Franks reportedly began drawing up war plans for Iraq not long after Sept. 11. As recently as last month he briefed President Bush on the so-called "Inside Out" option, which would combine air strikes deep in Iraq with a ground assault aimed at the rapid capture of Baghdad.
Central Command's role is the visible part of warfare, the air campaigns and buildup of American forces. But as President Bush often said after the Sept. 11 attacks, the war on terrorism would also feature unseen operations.
That's where the Special Operations Command comes in. It was special operations forces -- covert units that go behind enemy lines with as few as three or four members -- that slipped into Afghanistan in the early days of the war, paving the way for a larger coalition force.
Writing recently in the magazine Foreign Affairs, Michael O'Hanlon, a military analyst, wrote, "The Afghan resistance, the Bush administration, its international coalition partners, the U.S. armed forces and the CIA have accomplished what will likely be remembered as one of the greater military successes of the twenty-first century."
As a result of those successes, Rep. Porter Goss, chairman of the House Intelligence Committee, thinks that in the future the United States will rely more heavily on special operations forces as it prosecutes the war on terror worldwide.
Special operations forces reportedly have been training government troops in the Philippines and the former Soviet republic of Georgia.
Goss, a Sanibel Republican -- and a former CIA man -- says the United States has always been bad at getting rid of the "bad dog," as he put it, in places like Cuba, Kosovo and Iraq.
Which is why, Goss says, that as the United States adjusts to the terrorist threat -- to an an enemy that will not engage U.S. forces directly -- it will increasingly rely on the unique talents of the special operations forces.
The war effort hasn't been without its critics. Initially some people, including Defense Secretary Donald Rumsfeld, complained that Franks was not being creative enough in prosecuting Enduring Freedom. The hollering stopped, however, once enemy strongholds started to fall.
Franks has also caught grief for his decision to keep his base of operations in Tampa and not in the region as Gen. H. Norman Schwarzkopf, former Centcom commander, did during the Gulf War.
Adm. Craig Quigley, the Centcom spokesman until a few weeks ago, points out that Franks keeps in constant contact with his field commanders through secure communications and has real-time access to the war zone through the use of unmanned aerial drones. Franks, Quigley says, also travels to the region regularly.

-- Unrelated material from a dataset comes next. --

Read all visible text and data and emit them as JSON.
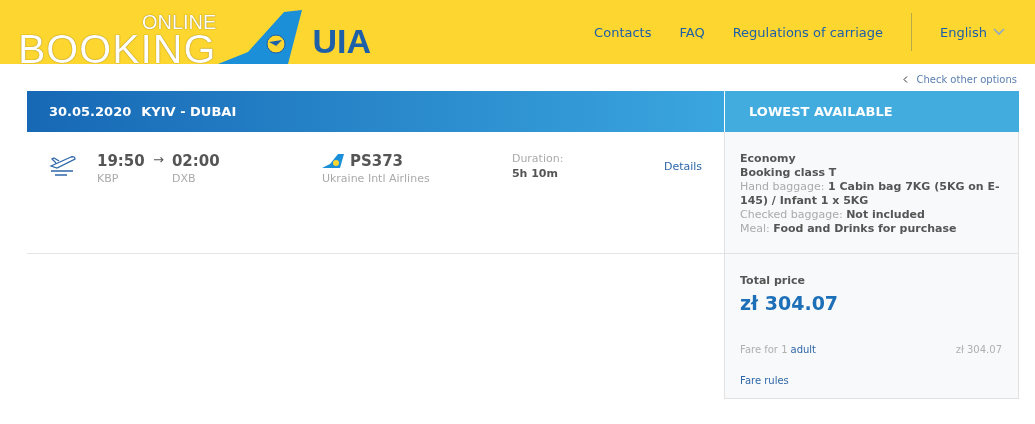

Unlike the other unified commands, Centcom is based outside its area of responsibility, because of political sensibilities. Besides, the Pentagon says, military planners do not want to provide the enemy with a target like Franks by having him near the front lines.